Yeon cherrypicks genre tropes in order to steer this story toward action rather than horror. He gleefully punctures the film’s austerity in order to send waves of zombies stampeding over themselves down the narrow train cabins. His favorite trick is to shoot through a window as a flesh-hungry passenger runs face-first into the glass, reasserting the physical reality that eluded similar blockbusters like “I Am Legend.” It’s even fun when the chaos spills outside and zombies begin falling from the sky, losing their grip on the landing gear of military helicopters.
But it’s only a matter of time before Yeon loses his own grip on the material, and everything that made “Train to Busan” so exciting begins to sludge into runaway nonsense at 200 MPH. As the carnage ramps up and surviving characters are forced to become a ragtag group of zombie-fighting ass-kickers, Seok-woo’s inevitable evolution from elitist prig to hero of the people gets lost in the shuffle. A half-assed side plot involving his potential involvement in the outbreak doesn’t help, nor does Yeon’s decision to let his protagonist off the hook by introducing an unbelievably scummy and selfish villain to shoulder all of the movie’s awfulness.

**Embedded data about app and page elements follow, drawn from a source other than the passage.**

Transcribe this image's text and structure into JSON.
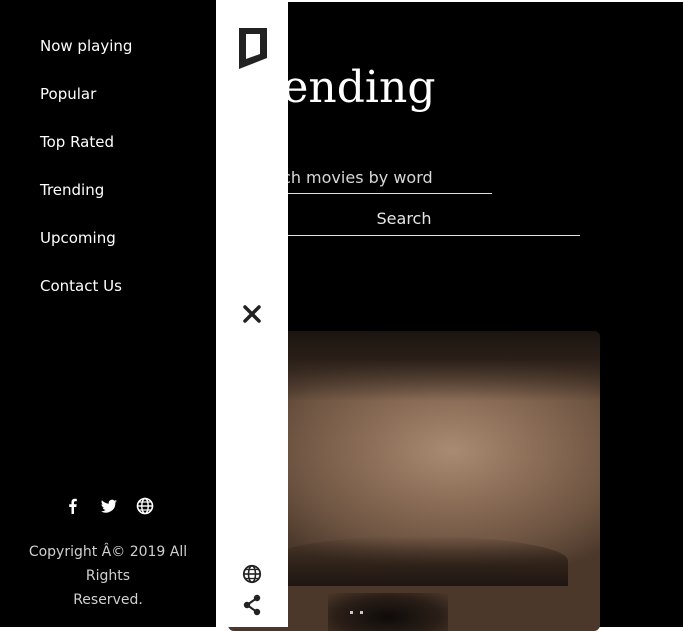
{
  "main": {
    "title": "Trending",
    "search": {
      "placeholder": "Search movies by word",
      "button_label": "Search"
    }
  },
  "menu": {
    "items": [
      {
        "label": "Now playing"
      },
      {
        "label": "Popular"
      },
      {
        "label": "Top Rated"
      },
      {
        "label": "Trending"
      },
      {
        "label": "Upcoming"
      },
      {
        "label": "Contact Us"
      }
    ],
    "social": [
      {
        "icon": "facebook-icon"
      },
      {
        "icon": "twitter-icon"
      },
      {
        "icon": "globe-icon"
      }
    ],
    "copyright_line1": "Copyright Â© 2019 All Rights",
    "copyright_line2": "Reserved."
  },
  "rail": {
    "logo_icon": "logo-icon",
    "close_icon": "close-icon",
    "globe_icon": "globe-icon",
    "share_icon": "share-icon"
  },
  "colors": {
    "background": "#000000",
    "rail": "#ffffff",
    "text": "#ffffff",
    "icon": "#222222"
  }
}
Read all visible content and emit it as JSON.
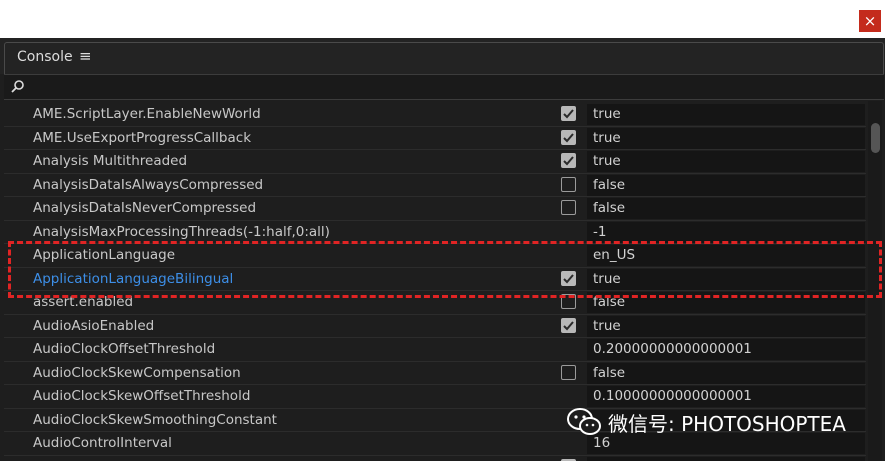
{
  "window": {
    "close_glyph": "×"
  },
  "panel": {
    "tab_label": "Console",
    "tab_menu_glyph": "≡"
  },
  "search": {
    "value": ""
  },
  "rows": [
    {
      "name": "AME.ScriptLayer.EnableNewWorld",
      "checkbox": "checked",
      "value": "true"
    },
    {
      "name": "AME.UseExportProgressCallback",
      "checkbox": "checked",
      "value": "true"
    },
    {
      "name": "Analysis Multithreaded",
      "checkbox": "checked",
      "value": "true"
    },
    {
      "name": "AnalysisDataIsAlwaysCompressed",
      "checkbox": "unchecked",
      "value": "false"
    },
    {
      "name": "AnalysisDataIsNeverCompressed",
      "checkbox": "unchecked",
      "value": "false"
    },
    {
      "name": "AnalysisMaxProcessingThreads(-1:half,0:all)",
      "checkbox": "none",
      "value": "-1"
    },
    {
      "name": "ApplicationLanguage",
      "checkbox": "none",
      "value": "en_US"
    },
    {
      "name": "ApplicationLanguageBilingual",
      "checkbox": "checked",
      "value": "true",
      "active": true
    },
    {
      "name": "assert.enabled",
      "checkbox": "unchecked",
      "value": "false"
    },
    {
      "name": "AudioAsioEnabled",
      "checkbox": "checked",
      "value": "true"
    },
    {
      "name": "AudioClockOffsetThreshold",
      "checkbox": "none",
      "value": "0.20000000000000001"
    },
    {
      "name": "AudioClockSkewCompensation",
      "checkbox": "unchecked",
      "value": "false"
    },
    {
      "name": "AudioClockSkewOffsetThreshold",
      "checkbox": "none",
      "value": "0.10000000000000001"
    },
    {
      "name": "AudioClockSkewSmoothingConstant",
      "checkbox": "none",
      "value": ""
    },
    {
      "name": "AudioControlInterval",
      "checkbox": "none",
      "value": "16"
    },
    {
      "name": "",
      "checkbox": "checked",
      "value": ""
    }
  ],
  "watermark": {
    "text": "微信号: PHOTOSHOPTEA"
  },
  "colors": {
    "panel_bg": "#1e1e1e",
    "active_name": "#3d8fe8",
    "highlight": "#e02424",
    "close_button": "#c42b1c"
  }
}
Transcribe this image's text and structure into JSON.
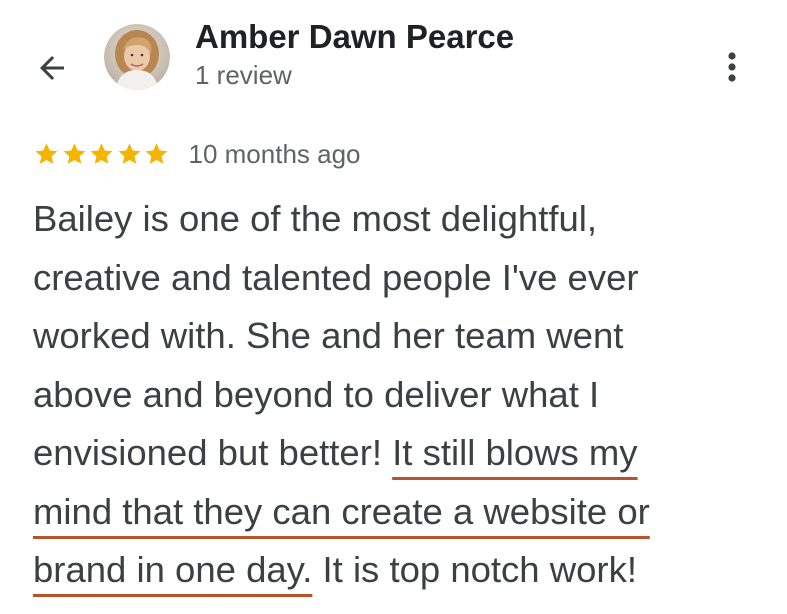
{
  "header": {
    "back_icon": "arrow-left-icon",
    "reviewer": {
      "name": "Amber Dawn Pearce",
      "meta": "1 review"
    },
    "more_icon": "more-vert-icon"
  },
  "review": {
    "rating": 5,
    "rating_max": 5,
    "star_color": "#f5b400",
    "date": "10 months ago",
    "lines": [
      {
        "pre": "Bailey is one of the most delightful,",
        "highlight": "",
        "post": ""
      },
      {
        "pre": "creative and talented people I've ever",
        "highlight": "",
        "post": ""
      },
      {
        "pre": "worked with. She and her team went",
        "highlight": "",
        "post": ""
      },
      {
        "pre": "above and beyond to deliver what I",
        "highlight": "",
        "post": ""
      },
      {
        "pre": "envisioned but better! ",
        "highlight": "It still blows my",
        "post": ""
      },
      {
        "pre": "",
        "highlight": "mind that they can create a website or",
        "post": ""
      },
      {
        "pre": "",
        "highlight": "brand in one day.",
        "post": " It is top notch work!"
      }
    ],
    "highlight_color": "#b5532b"
  }
}
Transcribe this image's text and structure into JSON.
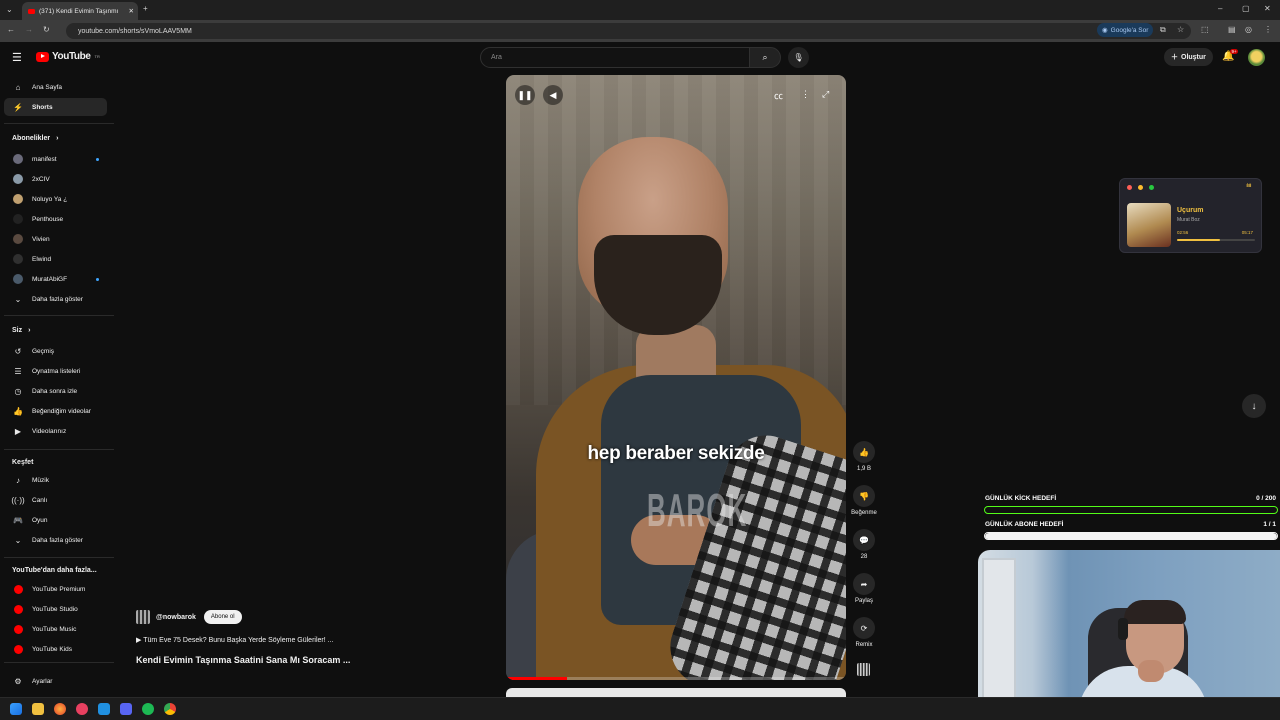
{
  "browser": {
    "tab_title": "(371) Kendi Evimin Taşınmı",
    "url": "youtube.com/shorts/sVmoLAAV5MM",
    "google_sor": "Google'a Sor"
  },
  "header": {
    "logo_text": "YouTube",
    "logo_region": "TR",
    "search_placeholder": "Ara",
    "create_label": "Oluştur",
    "notif_badge": "9+"
  },
  "sidebar": {
    "main": [
      {
        "label": "Ana Sayfa",
        "icon": "home-icon"
      },
      {
        "label": "Shorts",
        "icon": "shorts-icon",
        "active": true
      }
    ],
    "subs_heading": "Abonelikler",
    "subs": [
      {
        "label": "manifest",
        "color": "#6a6a7a",
        "dot": true
      },
      {
        "label": "2xCIV",
        "color": "#8a9aa8",
        "dot": false
      },
      {
        "label": "Noluyo Ya ¿",
        "color": "#c0a070",
        "dot": false
      },
      {
        "label": "Penthouse",
        "color": "#222222",
        "dot": false
      },
      {
        "label": "Vivien",
        "color": "#5a4a40",
        "dot": false
      },
      {
        "label": "Elwind",
        "color": "#303030",
        "dot": false
      },
      {
        "label": "MuratAbiGF",
        "color": "#4a5a6a",
        "dot": true
      }
    ],
    "subs_more": "Daha fazla göster",
    "you_heading": "Siz",
    "you": [
      {
        "label": "Geçmiş",
        "icon": "history-icon"
      },
      {
        "label": "Oynatma listeleri",
        "icon": "playlist-icon"
      },
      {
        "label": "Daha sonra izle",
        "icon": "clock-icon"
      },
      {
        "label": "Beğendiğim videolar",
        "icon": "thumb-up-icon"
      },
      {
        "label": "Videolarınız",
        "icon": "video-icon"
      }
    ],
    "explore_heading": "Keşfet",
    "explore": [
      {
        "label": "Müzik",
        "icon": "music-icon"
      },
      {
        "label": "Canlı",
        "icon": "live-icon"
      },
      {
        "label": "Oyun",
        "icon": "gamepad-icon"
      }
    ],
    "explore_more": "Daha fazla göster",
    "more_heading": "YouTube'dan daha fazla...",
    "more": [
      {
        "label": "YouTube Premium"
      },
      {
        "label": "YouTube Studio"
      },
      {
        "label": "YouTube Music"
      },
      {
        "label": "YouTube Kids"
      }
    ],
    "settings": "Ayarlar"
  },
  "video": {
    "subtitle": "hep beraber sekizde",
    "watermark": "BAROK",
    "progress": 0.18
  },
  "channel": {
    "handle": "@nowbarok",
    "subscribe": "Abone ol",
    "description": "▶ Tüm Eve 75 Desek? Bunu Başka Yerde Söyleme Güleriler! ...",
    "title": "Kendi Evimin Taşınma Saatini Sana Mı Soracam ..."
  },
  "actions": {
    "like_count": "1,9 B",
    "dislike": "Beğenme",
    "comments": "28",
    "share": "Paylaş",
    "remix": "Remix"
  },
  "music_widget": {
    "title": "Uçurum",
    "artist": "Murat Boz",
    "elapsed": "02:56",
    "total": "05:17",
    "progress": 0.55
  },
  "goals": [
    {
      "label": "GÜNLÜK KİCK HEDEFİ",
      "value": "0  /  200",
      "fraction": 0
    },
    {
      "label": "GÜNLÜK ABONE HEDEFİ",
      "value": "1  /  1",
      "fraction": 1
    }
  ]
}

As the characters whittle away into archetypes (and start making senseless decisions), the spectacle also sheds its unique personality. There are really only so many ways that you can stage people sneaking around zombies in a confined space, and it’s even worse when they’re spotted and forced to fight back, if only because it’s not convincing to see a zombie throw in the towel after taking a light thwack to the head.
Yeon’s eventual surrender to such cartoonish imagery may be unsurprising given his background in animation (this is his first live-action feature), but “Train to Busan” is easily his least realistic film. This one is pitched for the big houses and the cheap seats, betraying the bitter streaks of humanism that made previous work like “The Fake” and “The King of Pigs” feel so unflinchingly real. “Train to Busan” preaches that equality is the key to survival, but Yeon doesn’t do the rest of us any favors by sacrificing the very things that make him special.
“Train to Busan” opens in theaters on Friday.